The Australian Women’s National Football Team made history last week after gaining an equal pay deal.
The Australian Women’s national team has been a focus in women’s football over the last couple of years and have performed well in recent tournaments with them reaching the quarter-finals of the Women’s World Cup in three of the last four tournaments whereas the furthest their male counterparts have gone is Round of 16 in the tournament.
This a major moment in women’s football as they are the first to achieve equal pay and this will hopefully give inspiration to other International football teams around the world that they can attain something this big and it could be just right around the corner for them.
Australia Women’s defender Alana Kennedy said “It’s been a long time coming and it’s well overdue” the Orlando Pride star was not the only Matilda to think this was a big step forward with Portland Thorns Ellie Carpenter saying “I think the other countries and federations will take a look at themselves and see if they can do that as well”
The Gender Pay Gap In Football
Australia is not the only team fighting for equal pay.
In March of this year, the USA Women’s National Team filed a gender discrimination lawsuit against U.S Soccer Federation alleging that their payment practices amount to federal discrimination by paying women less than men.
The lawsuit was filed by 28 players, they allege that they are paid less than their male counterparts simply because of their gender.

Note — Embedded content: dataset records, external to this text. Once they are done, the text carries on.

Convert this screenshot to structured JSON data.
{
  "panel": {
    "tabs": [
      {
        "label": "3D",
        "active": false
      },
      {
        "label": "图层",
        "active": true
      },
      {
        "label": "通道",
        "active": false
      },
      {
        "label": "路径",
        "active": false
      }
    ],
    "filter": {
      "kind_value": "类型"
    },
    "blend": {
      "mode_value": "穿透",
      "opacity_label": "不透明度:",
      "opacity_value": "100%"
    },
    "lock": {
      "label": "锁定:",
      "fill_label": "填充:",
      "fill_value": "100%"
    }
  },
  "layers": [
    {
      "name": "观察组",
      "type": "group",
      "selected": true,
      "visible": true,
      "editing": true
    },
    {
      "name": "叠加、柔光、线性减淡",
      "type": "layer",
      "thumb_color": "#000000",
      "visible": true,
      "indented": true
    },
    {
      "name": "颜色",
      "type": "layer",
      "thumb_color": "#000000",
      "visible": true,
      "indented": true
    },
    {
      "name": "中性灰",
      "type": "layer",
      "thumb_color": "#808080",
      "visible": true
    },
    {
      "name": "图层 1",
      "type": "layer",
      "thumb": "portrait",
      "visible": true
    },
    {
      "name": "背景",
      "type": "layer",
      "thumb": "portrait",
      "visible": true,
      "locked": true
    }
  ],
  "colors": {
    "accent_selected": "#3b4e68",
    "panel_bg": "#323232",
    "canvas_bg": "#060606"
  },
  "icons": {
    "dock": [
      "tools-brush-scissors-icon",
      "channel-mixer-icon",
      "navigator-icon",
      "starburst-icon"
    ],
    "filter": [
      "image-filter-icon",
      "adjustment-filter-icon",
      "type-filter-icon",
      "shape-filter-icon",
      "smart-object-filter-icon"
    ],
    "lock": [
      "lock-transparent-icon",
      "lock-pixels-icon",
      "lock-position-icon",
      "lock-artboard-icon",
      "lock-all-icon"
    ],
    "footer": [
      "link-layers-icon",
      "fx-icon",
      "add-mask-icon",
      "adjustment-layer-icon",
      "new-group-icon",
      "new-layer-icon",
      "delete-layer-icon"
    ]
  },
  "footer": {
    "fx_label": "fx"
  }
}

Following on from their back to back World Cup wins and their increasingly growing popularity, they believe that these are contributing factors in their fight for equal pay.
U.S Soccer responded saying that the pay gap stems from “differences in aggregate revenue generated by the different teams and/or any other factor other than sex” and argued that they are “physically and functionally separate organisations”

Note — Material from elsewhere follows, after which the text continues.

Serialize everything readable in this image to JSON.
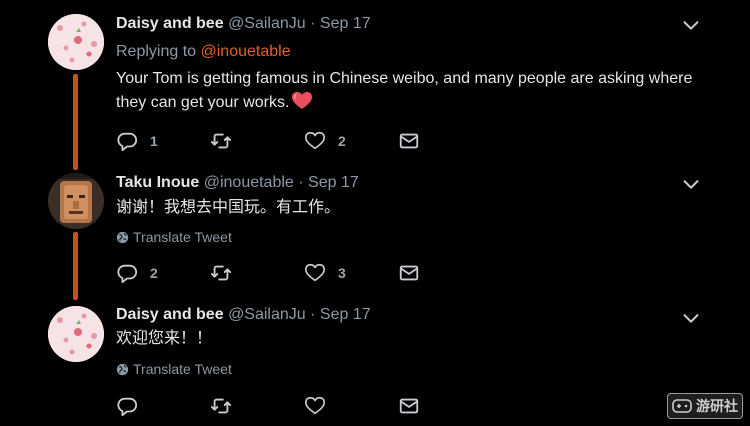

You also have to look at the difference in competition prize money with 2018 Men’s World Cup having 400 million dollars available for their winner whereas the Women’s World Cup only had 30 million dollars in prize money available for their winners.
What Does This Mean For Australia?
Under the new deal, Australia’s top women’s players will now earn the same as the men’s top tier players. An increased share of prize money from certain competitions such as qualifying for a FIFA World Cup, they’ll now also be entitled to 40%, rising to 50%, if they reach the knockout rounds of the World Cup.
This does not stop the men from earning more prize money from the competition due to the Men’s World Cup rewards being much higher.
This is a major step in the women’s game that could prompt movement all around the world when it comes to female athletes and their sport. It was confirmed last week (insert link) that as part of a new four-year deal Collective Bargaining Agreement negotiated by Football Federation Australia and the Professional Footballers Association, the Matildas will share 24% of an ‘agreed aggregated” of both their and Socceroos generated revenue, increasing by 1% each year of the deal.
Women’s football is on the rise but momentous occasions like this prove just how far we still need to go in order for the game to be equal pay for equal play.